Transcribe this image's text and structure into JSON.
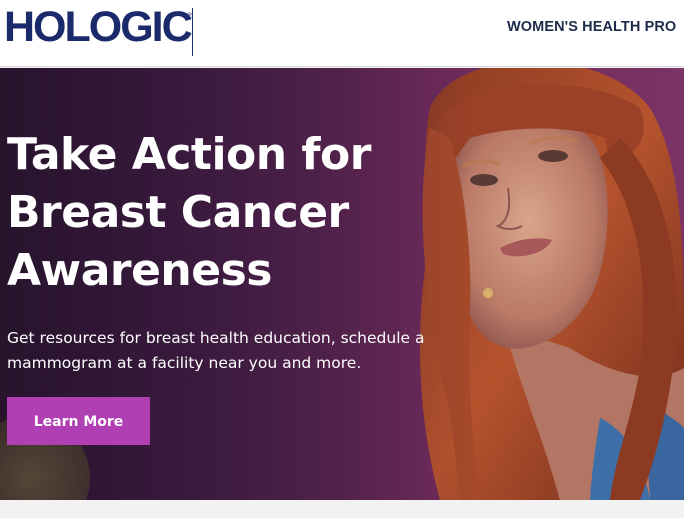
{
  "header": {
    "logo_text": "HOLOGIC",
    "logo_mark": "®",
    "nav_link": "WOMEN'S HEALTH PRO"
  },
  "hero": {
    "title": "Take Action for Breast Cancer Awareness",
    "subtitle": "Get resources for breast health education, schedule a mammogram at a facility near you and more.",
    "cta_label": "Learn More",
    "image_subject": "portrait of a woman with auburn hair and bangs on a purple background"
  },
  "colors": {
    "brand_navy": "#1b2a6b",
    "hero_purple": "#5a244f",
    "cta_magenta": "#b03fb4"
  }
}
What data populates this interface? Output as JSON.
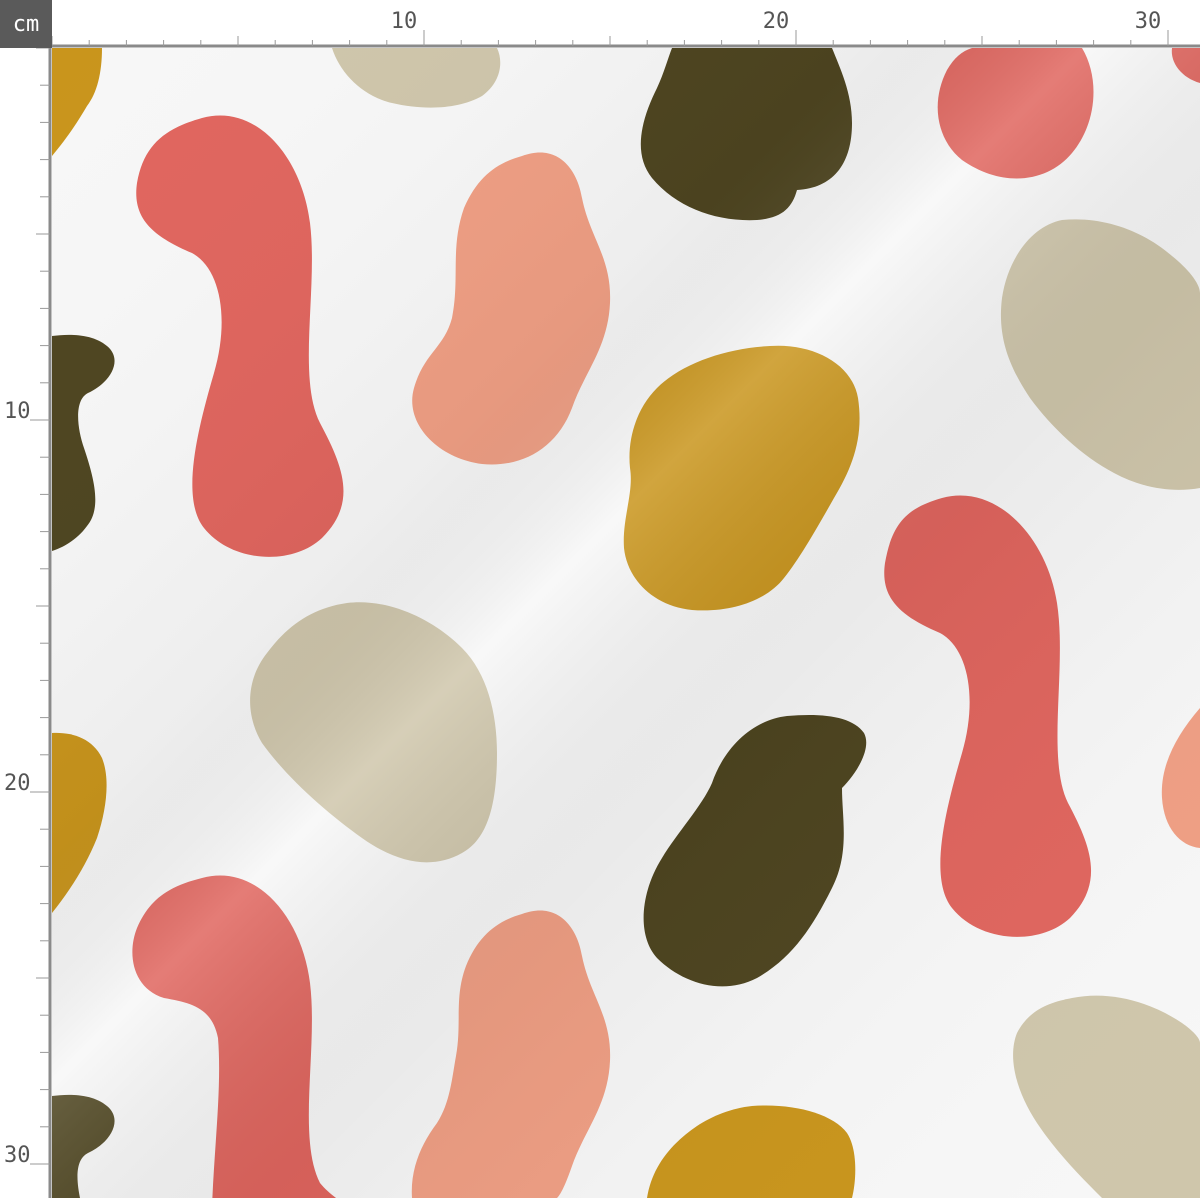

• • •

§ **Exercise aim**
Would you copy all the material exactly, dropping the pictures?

§ **Result below**
Transcribe this image's text and structure into JSON.
{
  "header": {
    "logo_text": "HOLOGIC",
    "logo_mark": "®",
    "nav_link": "WOMEN'S HEALTH PRO"
  },
  "hero": {
    "title": "Take Action for Breast Cancer Awareness",
    "subtitle": "Get resources for breast health education, schedule a mammogram at a facility near you and more.",
    "cta_label": "Learn More",
    "image_subject": "portrait of a woman with auburn hair and bangs on a purple background"
  },
  "colors": {
    "brand_navy": "#1b2a6b",
    "hero_purple": "#5a244f",
    "cta_magenta": "#b03fb4"
  }
}
What data populates this interface? Output as JSON.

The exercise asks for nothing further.